* [EXERCISE DATA]
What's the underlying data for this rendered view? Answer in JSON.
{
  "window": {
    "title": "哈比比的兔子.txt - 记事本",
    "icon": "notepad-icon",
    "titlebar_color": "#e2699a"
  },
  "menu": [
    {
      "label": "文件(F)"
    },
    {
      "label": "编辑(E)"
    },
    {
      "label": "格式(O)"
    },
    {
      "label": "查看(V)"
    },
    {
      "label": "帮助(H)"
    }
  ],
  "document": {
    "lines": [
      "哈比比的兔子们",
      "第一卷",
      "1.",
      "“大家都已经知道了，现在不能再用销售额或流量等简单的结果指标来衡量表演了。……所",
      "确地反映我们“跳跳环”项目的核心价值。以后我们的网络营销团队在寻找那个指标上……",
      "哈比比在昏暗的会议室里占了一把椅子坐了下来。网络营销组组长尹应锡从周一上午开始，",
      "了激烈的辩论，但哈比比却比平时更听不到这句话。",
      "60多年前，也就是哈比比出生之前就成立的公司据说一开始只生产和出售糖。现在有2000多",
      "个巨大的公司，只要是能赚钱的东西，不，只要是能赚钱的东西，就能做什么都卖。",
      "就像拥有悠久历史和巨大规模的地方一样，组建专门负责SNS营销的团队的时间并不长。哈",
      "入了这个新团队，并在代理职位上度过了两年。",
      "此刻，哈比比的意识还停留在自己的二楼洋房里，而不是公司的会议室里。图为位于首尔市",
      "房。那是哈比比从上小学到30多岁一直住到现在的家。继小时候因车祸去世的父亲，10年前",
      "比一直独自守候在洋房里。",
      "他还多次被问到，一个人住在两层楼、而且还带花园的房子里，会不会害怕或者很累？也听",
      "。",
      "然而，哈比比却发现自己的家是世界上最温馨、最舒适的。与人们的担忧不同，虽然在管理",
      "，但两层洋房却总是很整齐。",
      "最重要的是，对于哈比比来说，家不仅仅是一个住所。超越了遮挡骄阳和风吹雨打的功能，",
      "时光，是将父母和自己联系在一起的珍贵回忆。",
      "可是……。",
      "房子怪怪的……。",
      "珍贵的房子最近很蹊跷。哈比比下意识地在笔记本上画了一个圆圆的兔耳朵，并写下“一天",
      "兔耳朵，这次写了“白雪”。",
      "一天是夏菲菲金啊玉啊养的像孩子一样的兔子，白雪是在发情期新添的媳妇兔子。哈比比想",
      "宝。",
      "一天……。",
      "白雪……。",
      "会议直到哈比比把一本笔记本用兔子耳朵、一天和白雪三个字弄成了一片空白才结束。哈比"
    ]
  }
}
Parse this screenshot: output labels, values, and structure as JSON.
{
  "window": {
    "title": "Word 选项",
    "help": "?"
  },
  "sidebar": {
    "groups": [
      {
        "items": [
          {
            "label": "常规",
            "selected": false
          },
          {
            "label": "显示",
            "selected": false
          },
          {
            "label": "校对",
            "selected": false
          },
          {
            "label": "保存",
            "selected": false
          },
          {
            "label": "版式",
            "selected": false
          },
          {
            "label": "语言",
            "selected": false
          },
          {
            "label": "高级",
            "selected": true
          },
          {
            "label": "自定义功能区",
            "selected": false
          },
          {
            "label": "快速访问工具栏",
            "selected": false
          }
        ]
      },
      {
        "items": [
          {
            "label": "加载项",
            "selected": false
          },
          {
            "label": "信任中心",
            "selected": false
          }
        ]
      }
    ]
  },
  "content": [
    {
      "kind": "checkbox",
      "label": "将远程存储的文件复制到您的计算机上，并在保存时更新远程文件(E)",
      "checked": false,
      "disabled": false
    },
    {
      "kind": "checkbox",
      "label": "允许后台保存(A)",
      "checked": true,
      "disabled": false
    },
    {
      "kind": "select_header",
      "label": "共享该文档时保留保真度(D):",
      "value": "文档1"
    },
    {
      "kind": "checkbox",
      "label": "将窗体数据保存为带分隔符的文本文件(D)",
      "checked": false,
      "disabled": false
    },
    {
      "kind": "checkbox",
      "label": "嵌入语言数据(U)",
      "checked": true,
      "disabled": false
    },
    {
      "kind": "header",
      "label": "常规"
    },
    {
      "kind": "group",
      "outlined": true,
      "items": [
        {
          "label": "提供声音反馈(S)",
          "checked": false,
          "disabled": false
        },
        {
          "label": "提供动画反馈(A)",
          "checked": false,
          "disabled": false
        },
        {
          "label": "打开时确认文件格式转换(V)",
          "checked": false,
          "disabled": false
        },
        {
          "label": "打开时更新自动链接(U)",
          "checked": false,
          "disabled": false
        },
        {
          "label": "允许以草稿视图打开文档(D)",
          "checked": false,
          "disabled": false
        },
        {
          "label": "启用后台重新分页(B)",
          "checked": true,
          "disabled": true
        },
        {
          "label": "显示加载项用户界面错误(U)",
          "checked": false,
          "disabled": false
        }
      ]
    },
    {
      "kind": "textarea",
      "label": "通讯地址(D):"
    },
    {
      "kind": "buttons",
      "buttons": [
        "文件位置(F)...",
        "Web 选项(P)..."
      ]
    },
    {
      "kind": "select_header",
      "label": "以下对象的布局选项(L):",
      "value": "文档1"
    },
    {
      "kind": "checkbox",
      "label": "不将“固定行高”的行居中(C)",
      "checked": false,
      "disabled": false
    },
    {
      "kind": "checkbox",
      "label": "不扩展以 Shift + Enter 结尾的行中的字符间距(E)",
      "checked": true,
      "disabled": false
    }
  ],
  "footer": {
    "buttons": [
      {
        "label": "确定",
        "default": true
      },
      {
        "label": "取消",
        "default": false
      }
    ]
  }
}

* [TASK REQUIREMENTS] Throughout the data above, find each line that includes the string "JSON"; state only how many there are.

* [SOLUTION TO THIS TASK] 2